§ Work item
Copy every line of the following data that includes the string "chevron".

§ Available records
· · · · ·
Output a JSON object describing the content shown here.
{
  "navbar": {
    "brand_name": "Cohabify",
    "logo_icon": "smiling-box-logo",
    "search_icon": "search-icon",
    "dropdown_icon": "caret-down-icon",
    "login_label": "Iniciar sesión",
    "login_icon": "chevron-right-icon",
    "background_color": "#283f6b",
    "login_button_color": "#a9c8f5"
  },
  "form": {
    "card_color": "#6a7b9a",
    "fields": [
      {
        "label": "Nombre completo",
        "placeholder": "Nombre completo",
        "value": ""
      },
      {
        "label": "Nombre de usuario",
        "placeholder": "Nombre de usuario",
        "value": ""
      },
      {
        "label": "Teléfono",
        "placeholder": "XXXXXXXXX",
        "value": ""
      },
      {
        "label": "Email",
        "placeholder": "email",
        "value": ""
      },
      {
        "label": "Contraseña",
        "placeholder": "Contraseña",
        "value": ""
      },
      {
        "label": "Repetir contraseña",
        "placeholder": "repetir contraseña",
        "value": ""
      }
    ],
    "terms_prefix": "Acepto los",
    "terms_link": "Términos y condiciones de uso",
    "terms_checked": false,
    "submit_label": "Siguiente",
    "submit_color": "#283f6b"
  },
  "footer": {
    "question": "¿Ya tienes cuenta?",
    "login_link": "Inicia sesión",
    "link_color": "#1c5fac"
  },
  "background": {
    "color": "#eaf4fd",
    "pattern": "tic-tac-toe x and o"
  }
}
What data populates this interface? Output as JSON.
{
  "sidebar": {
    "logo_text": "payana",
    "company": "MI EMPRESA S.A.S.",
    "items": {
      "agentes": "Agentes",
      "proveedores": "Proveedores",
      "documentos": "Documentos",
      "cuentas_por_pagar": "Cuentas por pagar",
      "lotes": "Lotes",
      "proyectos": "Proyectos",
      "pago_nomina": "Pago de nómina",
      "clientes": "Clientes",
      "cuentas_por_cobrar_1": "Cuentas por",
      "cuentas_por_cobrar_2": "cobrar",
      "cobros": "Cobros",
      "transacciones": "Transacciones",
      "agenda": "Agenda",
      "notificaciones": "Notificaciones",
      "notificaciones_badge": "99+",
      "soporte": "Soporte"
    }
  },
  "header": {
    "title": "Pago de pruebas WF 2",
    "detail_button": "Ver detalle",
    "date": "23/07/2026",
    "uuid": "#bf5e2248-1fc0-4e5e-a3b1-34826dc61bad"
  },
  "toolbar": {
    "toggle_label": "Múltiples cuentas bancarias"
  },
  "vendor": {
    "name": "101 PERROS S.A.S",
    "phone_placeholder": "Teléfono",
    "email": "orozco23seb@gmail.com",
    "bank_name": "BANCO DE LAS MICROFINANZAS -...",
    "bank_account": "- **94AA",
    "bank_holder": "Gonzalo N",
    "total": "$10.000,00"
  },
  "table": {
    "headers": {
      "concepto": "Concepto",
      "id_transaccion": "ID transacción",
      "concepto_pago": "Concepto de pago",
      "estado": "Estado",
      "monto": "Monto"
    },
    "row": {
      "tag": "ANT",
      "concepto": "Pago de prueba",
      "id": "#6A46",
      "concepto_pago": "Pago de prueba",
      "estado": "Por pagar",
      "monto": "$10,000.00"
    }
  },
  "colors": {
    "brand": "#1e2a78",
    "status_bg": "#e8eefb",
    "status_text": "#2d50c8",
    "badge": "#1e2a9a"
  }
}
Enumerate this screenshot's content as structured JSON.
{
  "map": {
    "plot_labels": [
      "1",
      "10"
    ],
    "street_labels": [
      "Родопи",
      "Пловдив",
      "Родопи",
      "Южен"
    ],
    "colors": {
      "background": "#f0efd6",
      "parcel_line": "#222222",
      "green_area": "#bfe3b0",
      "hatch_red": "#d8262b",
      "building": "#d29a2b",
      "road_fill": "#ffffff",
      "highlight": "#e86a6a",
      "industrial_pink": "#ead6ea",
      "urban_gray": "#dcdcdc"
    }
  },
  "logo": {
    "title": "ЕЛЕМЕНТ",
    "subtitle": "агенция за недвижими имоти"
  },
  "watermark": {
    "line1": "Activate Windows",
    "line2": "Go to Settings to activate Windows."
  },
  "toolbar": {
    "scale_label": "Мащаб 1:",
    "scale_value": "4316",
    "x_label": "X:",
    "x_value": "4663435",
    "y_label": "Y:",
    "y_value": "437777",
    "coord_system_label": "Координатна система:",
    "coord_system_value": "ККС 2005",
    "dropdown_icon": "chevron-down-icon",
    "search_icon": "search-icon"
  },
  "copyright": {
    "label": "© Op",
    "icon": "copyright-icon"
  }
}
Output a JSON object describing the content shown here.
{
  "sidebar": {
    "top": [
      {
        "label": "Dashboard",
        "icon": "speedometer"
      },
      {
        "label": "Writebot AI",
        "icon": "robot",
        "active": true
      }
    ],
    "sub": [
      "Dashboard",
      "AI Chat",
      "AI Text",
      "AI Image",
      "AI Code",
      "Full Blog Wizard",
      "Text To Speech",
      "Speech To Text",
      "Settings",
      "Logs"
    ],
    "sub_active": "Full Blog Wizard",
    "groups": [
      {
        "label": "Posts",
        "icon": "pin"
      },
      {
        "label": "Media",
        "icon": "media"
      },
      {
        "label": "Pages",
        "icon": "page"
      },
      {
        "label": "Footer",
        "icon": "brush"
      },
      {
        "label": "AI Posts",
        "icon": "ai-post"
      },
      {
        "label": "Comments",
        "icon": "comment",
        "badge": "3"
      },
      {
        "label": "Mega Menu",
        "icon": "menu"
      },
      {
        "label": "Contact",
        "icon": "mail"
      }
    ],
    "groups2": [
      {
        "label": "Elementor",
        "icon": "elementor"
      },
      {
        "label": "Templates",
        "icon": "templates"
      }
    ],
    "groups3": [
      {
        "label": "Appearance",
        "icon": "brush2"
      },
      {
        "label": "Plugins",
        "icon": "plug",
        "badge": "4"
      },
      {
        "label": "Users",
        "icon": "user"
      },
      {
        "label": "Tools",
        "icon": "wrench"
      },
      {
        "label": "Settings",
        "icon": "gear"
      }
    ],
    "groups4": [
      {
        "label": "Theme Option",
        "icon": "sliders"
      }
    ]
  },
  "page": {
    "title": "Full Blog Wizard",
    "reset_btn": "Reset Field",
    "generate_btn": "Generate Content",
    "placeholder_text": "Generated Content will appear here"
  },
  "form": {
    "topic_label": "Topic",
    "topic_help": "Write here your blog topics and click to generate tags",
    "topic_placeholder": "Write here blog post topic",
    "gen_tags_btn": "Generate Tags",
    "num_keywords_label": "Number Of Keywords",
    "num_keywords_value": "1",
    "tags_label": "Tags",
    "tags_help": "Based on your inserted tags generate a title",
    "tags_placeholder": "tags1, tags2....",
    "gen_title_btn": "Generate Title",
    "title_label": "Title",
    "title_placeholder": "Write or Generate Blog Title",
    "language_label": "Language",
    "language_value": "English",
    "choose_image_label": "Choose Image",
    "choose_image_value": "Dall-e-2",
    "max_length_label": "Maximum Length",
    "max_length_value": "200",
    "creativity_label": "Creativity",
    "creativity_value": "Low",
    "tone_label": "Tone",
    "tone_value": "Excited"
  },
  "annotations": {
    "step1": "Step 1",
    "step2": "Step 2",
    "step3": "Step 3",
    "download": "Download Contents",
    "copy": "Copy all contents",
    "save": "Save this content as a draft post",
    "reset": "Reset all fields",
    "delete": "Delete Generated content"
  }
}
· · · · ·
§ Expected output
    "login_icon": "chevron-right-icon",
    "dropdown_icon": "chevron-down-icon",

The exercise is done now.